Re: Bill Black’s column Rankin’s policies tack far to the left of McNeil
Iain Rankin is busy green-washing his persona, but the tarnish of his past as NS Minister of Lands & Forestry (2018 – 2020) steadfastly clings to the liberal leader candidate.
Continue reading “Guest Opinion: “PR Department” by Jodie Turner”
Nova Scotia is losing public access to shores and beaches. Less than 5% of our coastline is protected for future generations.
And yet, Mr. Rankin was all-in with a sleazy scheme to a bargain-basement hand-over of 700-acres of our coastline. He played a key role, in partnership with the premier, in the secret, backroom delisting of Owl’s Head Provincial Park Reserve. With the understanding, that once unencumbered by the category of Protected [Proposed or Pending Protection], it would be sold to an American billionaire. The price tag, an insulting $216,000 for a globally rare, coastal ecosystem, just under $310 per acre.
I read with interest the recent article on an update on the court case for Owls Head (“Owls Head court case stalling golf courses, much-needed jobs, Lighthouse Links argues,” Dec. 10).
The primary concern of this court case is the lack of transparency and consultation in delisting an ecologically sensitive area that was being considered for provincial protection. If it hadn’t been for a freedom of information request, the public would never have known about this; thus, the court case. If everything had been above board in the first place, there wouldn’t have been any need to go to court.
Continue reading “LTE: Dividing Community by Karen Schlick”
Lindsay Lee wrote the following letter following the call to action by Jacob Fillmore, the young man camped out on Grand Parade Square to protest the government’s lack of action on climate change.
The Nova Scotia Advocate
Contributed by Lindsay Lee
Editor: Robert Devet
December 18, 2020
Read on the NS Advocate
To Whom It May Concern:
As we grapple with the twin crises of climate change and biodiversity loss, proper environmental stewardship is more important than ever. Unfortunately, responsible action on vital environmental issues is conspicuously absent in Nova Scotia.
I had never before thought of myself as an activist. However, I understand the escalating threats of climate change and biodiversity loss. I recognize that urgent action is needed. I expect our government to make well-researched decisions that reflect the best available science. If trusting in science makes one an activist, then I will wear that label with pride.
Continue reading “Letter to the province: This era of autocratic governance and environmental degradation must end”

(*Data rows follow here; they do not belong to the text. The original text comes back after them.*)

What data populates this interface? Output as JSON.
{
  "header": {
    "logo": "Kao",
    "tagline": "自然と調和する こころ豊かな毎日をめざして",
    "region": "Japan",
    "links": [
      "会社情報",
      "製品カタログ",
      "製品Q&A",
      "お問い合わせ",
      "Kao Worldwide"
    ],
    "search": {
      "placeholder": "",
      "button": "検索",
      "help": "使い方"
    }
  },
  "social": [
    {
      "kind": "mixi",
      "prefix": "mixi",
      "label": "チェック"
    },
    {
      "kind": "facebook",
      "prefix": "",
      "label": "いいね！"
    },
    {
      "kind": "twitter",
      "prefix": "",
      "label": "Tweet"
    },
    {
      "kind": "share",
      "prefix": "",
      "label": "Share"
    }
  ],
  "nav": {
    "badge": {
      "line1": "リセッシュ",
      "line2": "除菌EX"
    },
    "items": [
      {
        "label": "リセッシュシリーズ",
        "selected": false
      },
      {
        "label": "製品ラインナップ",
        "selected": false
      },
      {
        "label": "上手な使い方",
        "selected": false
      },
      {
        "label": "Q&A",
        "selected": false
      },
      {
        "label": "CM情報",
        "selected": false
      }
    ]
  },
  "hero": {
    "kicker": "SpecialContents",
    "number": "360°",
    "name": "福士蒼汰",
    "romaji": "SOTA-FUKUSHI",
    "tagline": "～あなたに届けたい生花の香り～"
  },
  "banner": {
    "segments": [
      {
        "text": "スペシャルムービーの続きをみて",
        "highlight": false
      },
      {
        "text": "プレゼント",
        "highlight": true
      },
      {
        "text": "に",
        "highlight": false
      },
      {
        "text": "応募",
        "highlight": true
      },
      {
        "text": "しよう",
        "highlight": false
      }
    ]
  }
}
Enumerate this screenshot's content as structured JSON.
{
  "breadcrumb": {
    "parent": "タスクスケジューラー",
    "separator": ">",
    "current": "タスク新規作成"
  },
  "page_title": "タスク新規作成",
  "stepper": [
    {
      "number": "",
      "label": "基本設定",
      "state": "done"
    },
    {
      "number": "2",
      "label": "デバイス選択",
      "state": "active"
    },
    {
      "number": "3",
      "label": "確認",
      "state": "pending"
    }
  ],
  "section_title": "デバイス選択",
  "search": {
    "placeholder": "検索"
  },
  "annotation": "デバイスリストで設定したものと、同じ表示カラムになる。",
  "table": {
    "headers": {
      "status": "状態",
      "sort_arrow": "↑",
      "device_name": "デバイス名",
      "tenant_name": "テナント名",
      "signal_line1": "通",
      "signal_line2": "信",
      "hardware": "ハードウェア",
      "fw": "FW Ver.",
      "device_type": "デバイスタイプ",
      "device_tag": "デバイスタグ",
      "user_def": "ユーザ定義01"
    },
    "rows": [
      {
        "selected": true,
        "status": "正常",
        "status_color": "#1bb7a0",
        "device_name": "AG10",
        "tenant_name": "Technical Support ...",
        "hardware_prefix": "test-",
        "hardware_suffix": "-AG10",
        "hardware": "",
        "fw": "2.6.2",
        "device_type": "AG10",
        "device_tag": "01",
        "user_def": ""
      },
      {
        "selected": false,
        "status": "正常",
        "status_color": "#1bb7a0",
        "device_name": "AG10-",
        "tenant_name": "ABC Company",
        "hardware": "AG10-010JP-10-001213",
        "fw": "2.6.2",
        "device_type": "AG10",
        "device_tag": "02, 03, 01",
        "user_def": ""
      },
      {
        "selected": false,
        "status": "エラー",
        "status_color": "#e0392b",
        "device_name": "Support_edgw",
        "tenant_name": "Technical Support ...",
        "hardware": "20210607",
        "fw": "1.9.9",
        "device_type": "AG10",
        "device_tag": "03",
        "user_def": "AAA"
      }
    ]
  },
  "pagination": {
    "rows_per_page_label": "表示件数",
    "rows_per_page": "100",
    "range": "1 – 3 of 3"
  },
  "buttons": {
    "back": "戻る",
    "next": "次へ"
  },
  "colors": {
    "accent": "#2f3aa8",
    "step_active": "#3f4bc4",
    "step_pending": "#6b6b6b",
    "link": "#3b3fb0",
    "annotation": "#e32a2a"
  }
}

The Chronicle Herald
November 21, 2020
Nova Scotia’s Liberal government has quite a story to tell on the environment, but unfortunately that’s all it has. The reality is a litany of delayed action and unkept promises.
… Since 2013, Nova Scotia’s goal — adopted unanimously by the legislature — has been to protect 13 per cent of the province’s total landmass for nature.
McNeil promised that his government would reach that goal in its first term. It didn’t. In fact, it hasn’t yet, seven years on.
Continue reading “JIM VIBERT: McNeil’s environmental record a litany of broken promises”
Lands and Forestry Minister Iain Rankin teased that he’d be making an “exciting announcement” on Monday. Here are some truly exciting announcements that he could (and should) have made before declaring his intention to run for premier:
Continue reading “LTE: Unfinished Homework by Lindsay Lee”
- That Owls Head Provincial Park Reserve would be rightfully reinstated to Our Parks and Protected Areas Plan.
- That Nova Scotia would protect all of the properties in Our Parks and Protected Areas Plan.
- That Lands and Forestry would adopt ecological forestry by reducing clearcutting, protecting old-growth forests, introducing a silent season to protect nesting birds, and finally, implementing the recommendations of the Lahey report.
Photo courtesy of CPAWS NS
Statement from Canadian Parks And Wilderness Society (CPAWS) Nova Scotia Chapter
This summer, CPAWS-NS has visited Owls Head numerous times. Accompanied by a range of biodiversity experts, we have been completing a series of surveys to record the rich natural diversity of this coastal headland.
Our team has identified over 75 species of birds that occur here, undertaking surveys from the land and on the water. Later this month, we’ll be out again with our snorkels, studying eelgrass beds in the area.
Continue reading “Back at Owls Head”